§ **Supplied entries**
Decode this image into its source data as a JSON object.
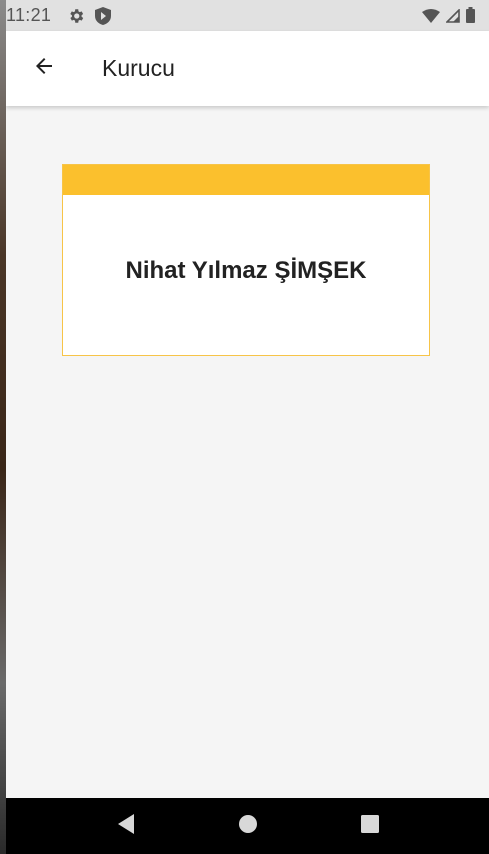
{
  "status_bar": {
    "time": "11:21",
    "icons": [
      "settings-gear-icon",
      "shield-icon",
      "wifi-icon",
      "signal-icon",
      "battery-icon"
    ]
  },
  "app_bar": {
    "title": "Kurucu",
    "back_icon": "arrow-back-icon"
  },
  "card": {
    "name": "Nihat Yılmaz ŞİMŞEK",
    "accent_color": "#fbc02d"
  },
  "nav_bar": {
    "buttons": [
      "back-triangle-icon",
      "home-circle-icon",
      "recents-square-icon"
    ]
  },
  "colors": {
    "background": "#f5f5f5",
    "status_bar": "#e1e1e1",
    "app_bar": "#ffffff",
    "nav_bar": "#000000"
  }
}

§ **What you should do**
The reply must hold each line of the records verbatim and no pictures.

§ **Task solution**
Decode this image into its source data as a JSON object.
{
  "status_bar": {
    "time": "11:21",
    "icons": [
      "settings-gear-icon",
      "shield-icon",
      "wifi-icon",
      "signal-icon",
      "battery-icon"
    ]
  },
  "app_bar": {
    "title": "Kurucu",
    "back_icon": "arrow-back-icon"
  },
  "card": {
    "name": "Nihat Yılmaz ŞİMŞEK",
    "accent_color": "#fbc02d"
  },
  "nav_bar": {
    "buttons": [
      "back-triangle-icon",
      "home-circle-icon",
      "recents-square-icon"
    ]
  },
  "colors": {
    "background": "#f5f5f5",
    "status_bar": "#e1e1e1",
    "app_bar": "#ffffff",
    "nav_bar": "#000000"
  }
}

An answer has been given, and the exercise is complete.